Friday, January 13, 2012

Seeking help on book of fairy tales featuring Oona

I have a mystery this morning that perhaps we can crowd-source the answer to.

I rarely log in to my Wikipedia account these days (although I use the site all the time). But I logged in yesterday to find that I had a message from someone named Simon back on December 21.

Here is Simon's message:
"This is a real long-shot but I wondered if you might be able to help me. My grandmother is in the early stages of senile dementia, and with this in mind the family have recently been making an effort to talk to her about her childhood, which she still remembers vividly, rather than more recent events (which sadly she does not).

"In our last conversation she was reminiscing about a book she read repeatedly during her childhood. She could not remember its title, only that it was a book of fairy tales, and that the main character was a fairy called Oona (she was certain of that spelling). She said she read it between the ages of 7 and 9, which would mean c. 1932-35 (although of course the book may have been published before that).

"I have been trying to see if I can identify the book, and get hold of a copy, since I think it would mean a lot to her to read it again.
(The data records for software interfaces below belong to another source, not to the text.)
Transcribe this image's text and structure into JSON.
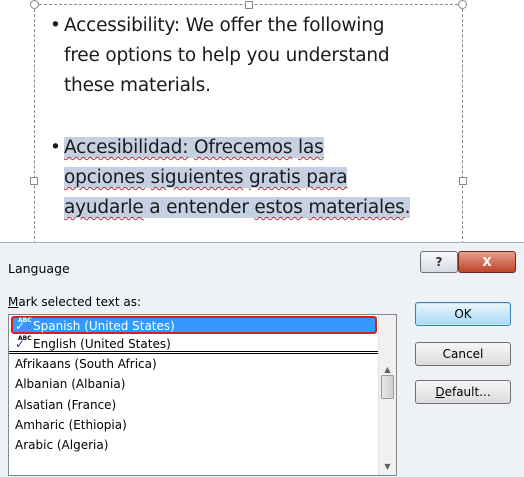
{
  "document": {
    "paragraph_en": {
      "bullet": "•",
      "lines": [
        "Accessibility:  We offer the following",
        "free options to help you understand",
        "these materials."
      ]
    },
    "paragraph_es": {
      "bullet": "•",
      "lines": [
        [
          "Accesibilidad:",
          " ",
          "Ofrecemos",
          " ",
          "las"
        ],
        [
          "opciones",
          " ",
          "siguientes",
          "  ",
          "gratis",
          " ",
          "para"
        ],
        [
          "ayudarle",
          " a entender  ",
          "estos",
          " ",
          "materiales",
          "."
        ]
      ]
    }
  },
  "dialog": {
    "title": "Language",
    "help_glyph": "?",
    "close_glyph": "X",
    "mark_label": "Mark selected text as:",
    "languages": [
      {
        "label": "Spanish (United States)",
        "proofing": true,
        "selected": true
      },
      {
        "label": "English (United States)",
        "proofing": true,
        "selected": false
      },
      {
        "label": "Afrikaans (South Africa)",
        "proofing": false,
        "selected": false
      },
      {
        "label": "Albanian (Albania)",
        "proofing": false,
        "selected": false
      },
      {
        "label": "Alsatian (France)",
        "proofing": false,
        "selected": false
      },
      {
        "label": "Amharic (Ethiopia)",
        "proofing": false,
        "selected": false
      },
      {
        "label": "Arabic (Algeria)",
        "proofing": false,
        "selected": false
      }
    ],
    "abc_text": "ABC",
    "check_glyph": "✓",
    "scroll_up_glyph": "▲",
    "scroll_down_glyph": "▼",
    "ok_label": "OK",
    "cancel_label": "Cancel",
    "default_label": "Default..."
  }
}
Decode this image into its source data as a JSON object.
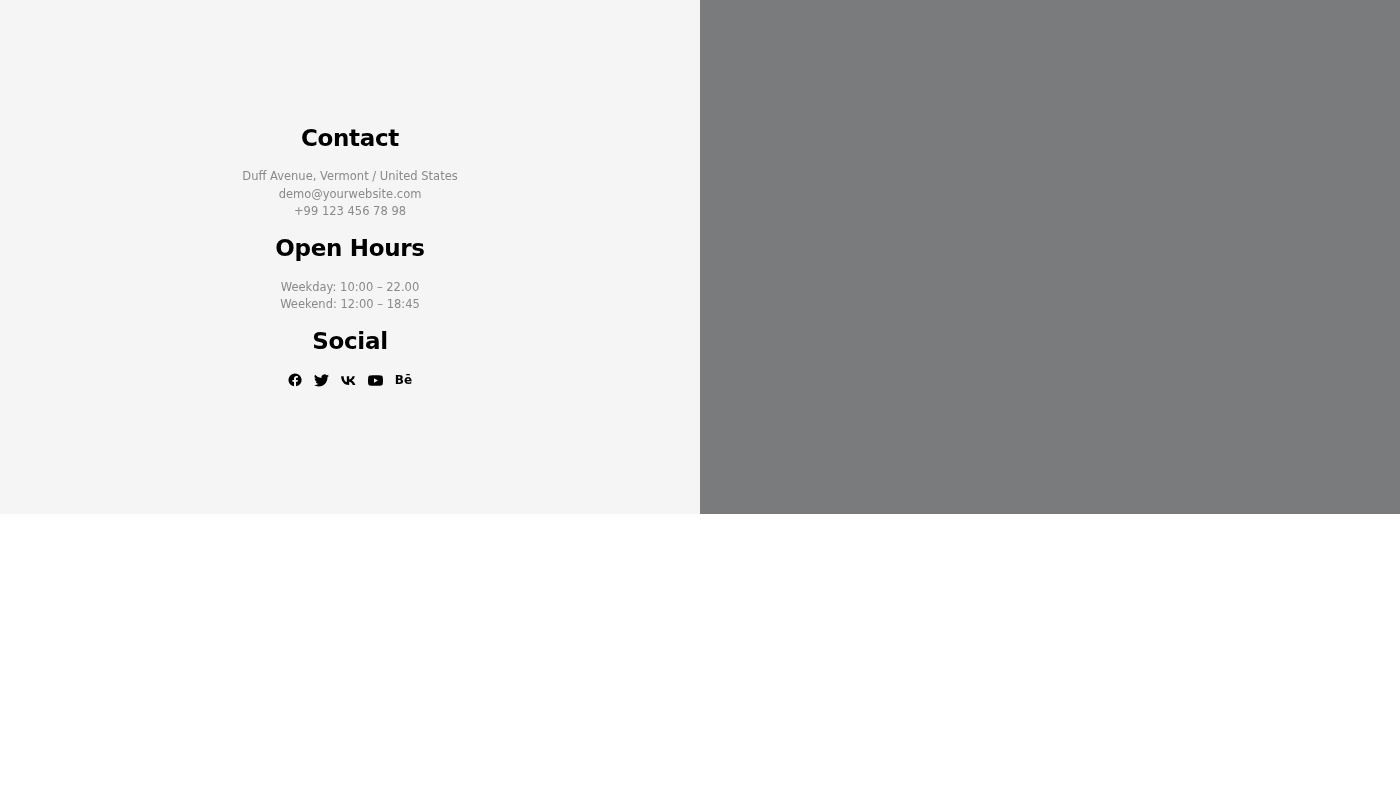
{
  "sections": [
    {
      "kind": "lines",
      "title": "Contact",
      "lines": [
        "Duff Avenue, Vermont / United States",
        "demo@yourwebsite.com",
        "+99 123 456 78 98"
      ]
    },
    {
      "kind": "lines",
      "title": "Open Hours",
      "lines": [
        "Weekday: 10:00 – 22.00",
        "Weekend: 12:00 – 18:45"
      ]
    },
    {
      "kind": "social",
      "title": "Social",
      "icons": [
        {
          "kind": "facebook"
        },
        {
          "kind": "twitter"
        },
        {
          "kind": "vk"
        },
        {
          "kind": "youtube"
        },
        {
          "kind": "behance",
          "text": "Bē"
        }
      ]
    }
  ]
}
My research indirectly led me to the Ruth Manning-Sanders page, which it appears you are largely responsible for, although it appears that only a handful of her publications are early enough to fit the bill. And sadly I can find no details of those books anywhere.

"Any advice you could offer would be greatly appreciated. Does the name Oona ring any bells? Are there any other online resources or catalogues that might prove fruitful?"
I'm going to do some searching this weekend. But I wanted to throw it out there to all of you, to see if we can come up with as many leads as possible for Simon and his grandmother. Spread the word!

Leave anything you find in the comments or email me at


  1. I found this informaion, but I'm not sure if it will help becaus of the publication date.

    Ruth Sawyer's lyrical Christmas story, originally published in 1941, and now hauntingly illustrated by Max Grafe, will melt readers' hearts and make them long for a white and magical Christmas.

    A hundred years ago and more, on a stretch of road that runs from the town of Donegal to Killybegs and the sea, a drove of tinkers went their way of mending pots and thieving lambs. Having a child too many for the caravan, they left it, new-born, upon a cabin doorstill in Carn-na-ween.

    So begins the life of Oona Hegarty, who grows up to be beautiful, kind, talented and clever — but doomed , as a tinker's child, never to marry or have a home of her own. She spends her life wandering from cabin to cabin, nurturing others' children or tending the sick and the old, only to be turned out again when her usefulness has passed. Then comes the snowy Christmas Eve when Oona, an old woman now, finds herself homeless, hoisting a bundle of donated treasures almost too heavy to lift. With a famine turning human hearts to stone and not a soul who is willing to take her in, it seems Oona will end her days with no place to rest her head or warm her bones. But what of the Gentle People said to live in the boglands near Carn-na-ween — will they let an old woman's lifelong kindness go unrewarded, especially on a white Christmas?

  2. There is a fairy called Oona in the 1985 movie Legend.